- **REQUIREMENT**:
Tell me how many lines in the entries below contain the word "chevron"; reply with the number and nothing else.

- **MATERIAL FOR THE TASK**:
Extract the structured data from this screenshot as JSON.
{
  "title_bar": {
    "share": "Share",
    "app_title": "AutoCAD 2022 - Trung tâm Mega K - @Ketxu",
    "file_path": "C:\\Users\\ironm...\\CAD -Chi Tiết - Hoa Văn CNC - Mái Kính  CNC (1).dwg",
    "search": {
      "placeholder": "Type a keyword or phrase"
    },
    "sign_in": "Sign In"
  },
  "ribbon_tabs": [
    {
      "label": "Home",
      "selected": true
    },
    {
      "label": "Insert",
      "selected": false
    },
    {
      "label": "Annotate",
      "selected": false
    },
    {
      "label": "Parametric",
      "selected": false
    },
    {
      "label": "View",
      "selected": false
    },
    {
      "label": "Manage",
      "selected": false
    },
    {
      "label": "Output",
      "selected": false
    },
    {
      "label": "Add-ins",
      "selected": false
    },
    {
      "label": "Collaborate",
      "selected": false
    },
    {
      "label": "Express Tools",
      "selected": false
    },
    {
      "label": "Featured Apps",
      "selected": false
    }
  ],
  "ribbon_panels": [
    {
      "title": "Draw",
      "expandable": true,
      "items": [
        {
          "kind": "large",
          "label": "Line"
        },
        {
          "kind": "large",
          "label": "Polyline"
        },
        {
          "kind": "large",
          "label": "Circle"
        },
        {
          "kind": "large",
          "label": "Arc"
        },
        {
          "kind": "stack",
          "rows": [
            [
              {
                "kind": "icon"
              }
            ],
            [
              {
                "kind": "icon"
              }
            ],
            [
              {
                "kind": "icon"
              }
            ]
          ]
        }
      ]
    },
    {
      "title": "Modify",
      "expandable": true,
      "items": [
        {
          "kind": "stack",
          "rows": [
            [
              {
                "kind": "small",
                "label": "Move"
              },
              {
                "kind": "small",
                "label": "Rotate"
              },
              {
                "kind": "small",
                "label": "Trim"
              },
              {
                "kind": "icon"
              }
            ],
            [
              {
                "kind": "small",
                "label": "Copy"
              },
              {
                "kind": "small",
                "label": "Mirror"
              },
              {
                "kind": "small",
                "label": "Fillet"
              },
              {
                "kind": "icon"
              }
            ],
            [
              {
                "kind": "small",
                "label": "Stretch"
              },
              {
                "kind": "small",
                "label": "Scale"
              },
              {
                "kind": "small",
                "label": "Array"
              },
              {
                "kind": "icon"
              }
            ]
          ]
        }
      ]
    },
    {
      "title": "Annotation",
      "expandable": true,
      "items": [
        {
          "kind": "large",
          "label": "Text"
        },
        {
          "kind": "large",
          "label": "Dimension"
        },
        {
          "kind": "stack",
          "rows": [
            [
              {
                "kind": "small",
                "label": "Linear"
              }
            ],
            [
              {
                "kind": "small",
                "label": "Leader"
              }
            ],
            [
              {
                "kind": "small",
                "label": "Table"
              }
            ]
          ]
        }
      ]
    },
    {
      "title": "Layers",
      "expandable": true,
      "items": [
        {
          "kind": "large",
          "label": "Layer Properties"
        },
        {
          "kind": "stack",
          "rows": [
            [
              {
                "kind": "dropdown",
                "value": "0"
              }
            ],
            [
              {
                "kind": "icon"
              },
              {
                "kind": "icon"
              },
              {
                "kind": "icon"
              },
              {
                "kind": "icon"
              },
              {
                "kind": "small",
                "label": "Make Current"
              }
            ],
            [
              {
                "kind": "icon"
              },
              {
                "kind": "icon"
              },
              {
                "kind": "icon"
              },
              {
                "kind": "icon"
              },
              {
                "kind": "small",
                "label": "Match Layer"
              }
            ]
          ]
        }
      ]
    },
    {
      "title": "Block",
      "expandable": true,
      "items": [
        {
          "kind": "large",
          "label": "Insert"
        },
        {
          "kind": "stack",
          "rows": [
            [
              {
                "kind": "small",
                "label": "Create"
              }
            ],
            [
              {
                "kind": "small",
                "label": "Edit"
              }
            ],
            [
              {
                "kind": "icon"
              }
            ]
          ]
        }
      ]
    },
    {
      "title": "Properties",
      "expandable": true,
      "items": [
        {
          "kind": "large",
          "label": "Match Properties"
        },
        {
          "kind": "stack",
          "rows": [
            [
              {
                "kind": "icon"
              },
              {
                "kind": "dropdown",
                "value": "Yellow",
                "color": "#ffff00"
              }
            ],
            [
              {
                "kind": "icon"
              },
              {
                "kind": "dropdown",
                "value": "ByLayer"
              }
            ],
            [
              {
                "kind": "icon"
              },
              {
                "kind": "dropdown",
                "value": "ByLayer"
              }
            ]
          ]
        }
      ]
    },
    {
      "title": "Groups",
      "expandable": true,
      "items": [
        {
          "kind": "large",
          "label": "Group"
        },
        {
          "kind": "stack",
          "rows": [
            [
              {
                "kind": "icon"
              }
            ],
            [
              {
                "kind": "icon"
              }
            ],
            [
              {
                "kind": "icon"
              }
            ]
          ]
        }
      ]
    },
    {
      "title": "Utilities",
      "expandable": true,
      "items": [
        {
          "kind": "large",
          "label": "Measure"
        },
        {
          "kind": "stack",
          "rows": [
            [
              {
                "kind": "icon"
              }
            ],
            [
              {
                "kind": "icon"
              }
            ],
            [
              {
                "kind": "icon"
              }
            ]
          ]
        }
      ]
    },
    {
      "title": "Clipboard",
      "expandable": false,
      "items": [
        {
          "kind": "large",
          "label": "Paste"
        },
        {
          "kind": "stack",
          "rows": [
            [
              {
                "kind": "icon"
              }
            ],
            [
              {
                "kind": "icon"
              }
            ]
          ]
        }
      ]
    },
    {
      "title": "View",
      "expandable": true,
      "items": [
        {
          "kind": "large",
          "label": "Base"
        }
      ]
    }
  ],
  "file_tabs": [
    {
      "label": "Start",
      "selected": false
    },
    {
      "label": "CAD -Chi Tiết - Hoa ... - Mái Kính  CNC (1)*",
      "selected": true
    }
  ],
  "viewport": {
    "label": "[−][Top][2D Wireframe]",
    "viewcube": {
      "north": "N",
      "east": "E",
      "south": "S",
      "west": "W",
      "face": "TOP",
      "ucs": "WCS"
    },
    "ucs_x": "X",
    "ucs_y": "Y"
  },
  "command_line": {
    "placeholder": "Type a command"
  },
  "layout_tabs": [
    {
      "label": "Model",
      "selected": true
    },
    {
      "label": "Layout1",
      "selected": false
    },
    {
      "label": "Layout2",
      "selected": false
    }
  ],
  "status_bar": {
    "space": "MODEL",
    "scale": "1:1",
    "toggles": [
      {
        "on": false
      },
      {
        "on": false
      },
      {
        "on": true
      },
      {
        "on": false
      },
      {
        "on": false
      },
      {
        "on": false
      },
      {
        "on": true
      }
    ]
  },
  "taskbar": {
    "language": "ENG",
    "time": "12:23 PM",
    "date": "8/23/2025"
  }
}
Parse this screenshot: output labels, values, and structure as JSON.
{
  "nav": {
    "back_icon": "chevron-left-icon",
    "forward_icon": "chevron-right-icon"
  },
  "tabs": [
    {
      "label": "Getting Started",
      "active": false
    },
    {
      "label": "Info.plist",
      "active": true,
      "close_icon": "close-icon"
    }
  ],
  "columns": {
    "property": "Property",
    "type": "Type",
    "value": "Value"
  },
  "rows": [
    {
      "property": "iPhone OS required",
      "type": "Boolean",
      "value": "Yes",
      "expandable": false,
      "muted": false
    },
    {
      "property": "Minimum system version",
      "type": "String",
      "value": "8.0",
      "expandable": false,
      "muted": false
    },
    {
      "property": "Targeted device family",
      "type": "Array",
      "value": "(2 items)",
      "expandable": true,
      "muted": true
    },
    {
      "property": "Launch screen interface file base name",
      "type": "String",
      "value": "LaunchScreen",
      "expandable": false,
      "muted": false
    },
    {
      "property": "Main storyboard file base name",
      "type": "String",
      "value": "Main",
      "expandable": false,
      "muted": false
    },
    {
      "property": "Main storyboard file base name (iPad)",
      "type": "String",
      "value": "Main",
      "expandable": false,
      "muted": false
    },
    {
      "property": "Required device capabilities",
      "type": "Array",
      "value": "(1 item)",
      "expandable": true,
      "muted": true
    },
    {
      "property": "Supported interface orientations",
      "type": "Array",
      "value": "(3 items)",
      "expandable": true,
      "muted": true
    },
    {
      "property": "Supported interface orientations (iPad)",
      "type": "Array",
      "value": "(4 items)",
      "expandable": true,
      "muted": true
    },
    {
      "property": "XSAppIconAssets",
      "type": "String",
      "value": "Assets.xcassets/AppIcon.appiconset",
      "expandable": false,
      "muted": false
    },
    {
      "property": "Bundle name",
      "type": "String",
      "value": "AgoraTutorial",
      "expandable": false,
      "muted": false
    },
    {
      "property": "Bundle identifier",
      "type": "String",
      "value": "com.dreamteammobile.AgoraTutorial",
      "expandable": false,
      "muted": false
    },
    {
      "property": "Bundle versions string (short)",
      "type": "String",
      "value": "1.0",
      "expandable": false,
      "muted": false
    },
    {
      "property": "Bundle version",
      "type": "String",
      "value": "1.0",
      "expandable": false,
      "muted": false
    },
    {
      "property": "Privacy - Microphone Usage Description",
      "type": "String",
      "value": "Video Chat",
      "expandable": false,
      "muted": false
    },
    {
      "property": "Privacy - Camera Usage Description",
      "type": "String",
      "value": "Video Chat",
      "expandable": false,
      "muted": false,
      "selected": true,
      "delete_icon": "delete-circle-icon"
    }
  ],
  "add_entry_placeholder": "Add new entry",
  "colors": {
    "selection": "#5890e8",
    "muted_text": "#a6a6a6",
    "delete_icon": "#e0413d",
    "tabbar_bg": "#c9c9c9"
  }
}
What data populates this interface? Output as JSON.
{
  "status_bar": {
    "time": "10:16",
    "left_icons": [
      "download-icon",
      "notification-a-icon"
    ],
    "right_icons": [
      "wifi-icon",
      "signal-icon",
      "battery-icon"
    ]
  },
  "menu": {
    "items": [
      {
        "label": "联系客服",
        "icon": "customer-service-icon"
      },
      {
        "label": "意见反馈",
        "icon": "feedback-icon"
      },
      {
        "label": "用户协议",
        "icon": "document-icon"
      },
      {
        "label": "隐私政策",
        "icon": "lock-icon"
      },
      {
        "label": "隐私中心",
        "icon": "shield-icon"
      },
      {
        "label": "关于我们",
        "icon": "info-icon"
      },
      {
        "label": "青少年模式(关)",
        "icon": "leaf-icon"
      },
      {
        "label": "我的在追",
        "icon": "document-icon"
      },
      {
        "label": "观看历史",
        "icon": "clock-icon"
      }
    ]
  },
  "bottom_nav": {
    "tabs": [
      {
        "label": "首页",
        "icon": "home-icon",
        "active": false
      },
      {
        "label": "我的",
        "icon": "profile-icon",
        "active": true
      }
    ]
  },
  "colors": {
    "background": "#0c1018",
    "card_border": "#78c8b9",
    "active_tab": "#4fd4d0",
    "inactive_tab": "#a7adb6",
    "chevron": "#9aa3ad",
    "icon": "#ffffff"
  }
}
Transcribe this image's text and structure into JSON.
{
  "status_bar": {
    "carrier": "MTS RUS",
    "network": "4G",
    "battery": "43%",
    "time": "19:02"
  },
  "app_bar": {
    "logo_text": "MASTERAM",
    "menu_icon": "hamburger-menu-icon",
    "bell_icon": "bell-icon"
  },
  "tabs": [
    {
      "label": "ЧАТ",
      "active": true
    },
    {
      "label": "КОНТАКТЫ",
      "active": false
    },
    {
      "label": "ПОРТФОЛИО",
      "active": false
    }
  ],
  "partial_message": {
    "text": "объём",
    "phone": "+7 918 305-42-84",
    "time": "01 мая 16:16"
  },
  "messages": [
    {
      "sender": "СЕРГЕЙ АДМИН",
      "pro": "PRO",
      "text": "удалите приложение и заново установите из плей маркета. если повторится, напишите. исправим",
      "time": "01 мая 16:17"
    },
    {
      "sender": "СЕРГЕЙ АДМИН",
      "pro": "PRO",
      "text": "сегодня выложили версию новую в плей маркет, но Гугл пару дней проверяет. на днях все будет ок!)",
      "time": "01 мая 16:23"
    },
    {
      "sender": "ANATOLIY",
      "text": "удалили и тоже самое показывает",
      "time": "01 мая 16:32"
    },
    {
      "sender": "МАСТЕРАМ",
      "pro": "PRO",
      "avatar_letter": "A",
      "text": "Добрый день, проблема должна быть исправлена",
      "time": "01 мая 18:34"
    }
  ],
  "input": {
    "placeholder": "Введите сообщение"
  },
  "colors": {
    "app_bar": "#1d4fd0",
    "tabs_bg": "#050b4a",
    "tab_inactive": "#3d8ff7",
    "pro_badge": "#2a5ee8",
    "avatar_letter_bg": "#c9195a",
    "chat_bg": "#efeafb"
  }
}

- **RESPONSE AREA**:
3